Leave out every line before the one containing "Enumerate this screenshot's", and repeat the rest of the material below exactly, that line included.

§

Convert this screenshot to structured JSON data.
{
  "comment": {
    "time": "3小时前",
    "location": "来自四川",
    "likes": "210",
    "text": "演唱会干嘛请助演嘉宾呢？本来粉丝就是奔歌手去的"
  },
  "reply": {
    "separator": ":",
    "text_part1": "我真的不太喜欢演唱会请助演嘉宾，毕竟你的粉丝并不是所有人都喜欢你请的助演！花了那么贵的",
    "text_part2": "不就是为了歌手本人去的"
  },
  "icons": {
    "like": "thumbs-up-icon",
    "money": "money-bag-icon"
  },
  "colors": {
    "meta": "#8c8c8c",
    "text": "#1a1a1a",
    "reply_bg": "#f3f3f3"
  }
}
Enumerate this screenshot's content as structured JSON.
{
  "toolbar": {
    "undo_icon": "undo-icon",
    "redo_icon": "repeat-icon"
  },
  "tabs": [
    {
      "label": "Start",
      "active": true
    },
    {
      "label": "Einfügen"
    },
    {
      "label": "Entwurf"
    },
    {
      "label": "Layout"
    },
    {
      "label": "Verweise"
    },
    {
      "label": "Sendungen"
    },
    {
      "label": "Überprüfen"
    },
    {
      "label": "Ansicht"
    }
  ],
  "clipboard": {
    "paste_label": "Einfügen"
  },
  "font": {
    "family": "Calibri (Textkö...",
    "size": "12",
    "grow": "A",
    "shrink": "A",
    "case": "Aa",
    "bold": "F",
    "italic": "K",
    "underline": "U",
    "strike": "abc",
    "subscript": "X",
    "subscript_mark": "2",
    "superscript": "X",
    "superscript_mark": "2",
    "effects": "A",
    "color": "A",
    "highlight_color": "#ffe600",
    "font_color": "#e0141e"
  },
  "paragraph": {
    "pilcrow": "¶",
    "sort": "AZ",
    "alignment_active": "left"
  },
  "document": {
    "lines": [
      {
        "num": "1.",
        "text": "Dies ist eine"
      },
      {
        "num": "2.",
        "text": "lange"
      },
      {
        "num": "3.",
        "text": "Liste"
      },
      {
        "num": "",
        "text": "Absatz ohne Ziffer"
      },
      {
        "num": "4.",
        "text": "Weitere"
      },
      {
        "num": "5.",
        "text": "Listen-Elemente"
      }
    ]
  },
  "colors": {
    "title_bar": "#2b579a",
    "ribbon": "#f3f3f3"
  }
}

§

▸ YOUR SOLUTION:
Enumerate this screenshot's content as structured JSON.
{
  "toolbar": {
    "undo_icon": "undo-icon",
    "redo_icon": "repeat-icon"
  },
  "tabs": [
    {
      "label": "Start",
      "active": true
    },
    {
      "label": "Einfügen"
    },
    {
      "label": "Entwurf"
    },
    {
      "label": "Layout"
    },
    {
      "label": "Verweise"
    },
    {
      "label": "Sendungen"
    },
    {
      "label": "Überprüfen"
    },
    {
      "label": "Ansicht"
    }
  ],
  "clipboard": {
    "paste_label": "Einfügen"
  },
  "font": {
    "family": "Calibri (Textkö...",
    "size": "12",
    "grow": "A",
    "shrink": "A",
    "case": "Aa",
    "bold": "F",
    "italic": "K",
    "underline": "U",
    "strike": "abc",
    "subscript": "X",
    "subscript_mark": "2",
    "superscript": "X",
    "superscript_mark": "2",
    "effects": "A",
    "color": "A",
    "highlight_color": "#ffe600",
    "font_color": "#e0141e"
  },
  "paragraph": {
    "pilcrow": "¶",
    "sort": "AZ",
    "alignment_active": "left"
  },
  "document": {
    "lines": [
      {
        "num": "1.",
        "text": "Dies ist eine"
      },
      {
        "num": "2.",
        "text": "lange"
      },
      {
        "num": "3.",
        "text": "Liste"
      },
      {
        "num": "",
        "text": "Absatz ohne Ziffer"
      },
      {
        "num": "4.",
        "text": "Weitere"
      },
      {
        "num": "5.",
        "text": "Listen-Elemente"
      }
    ]
  },
  "colors": {
    "title_bar": "#2b579a",
    "ribbon": "#f3f3f3"
  }
}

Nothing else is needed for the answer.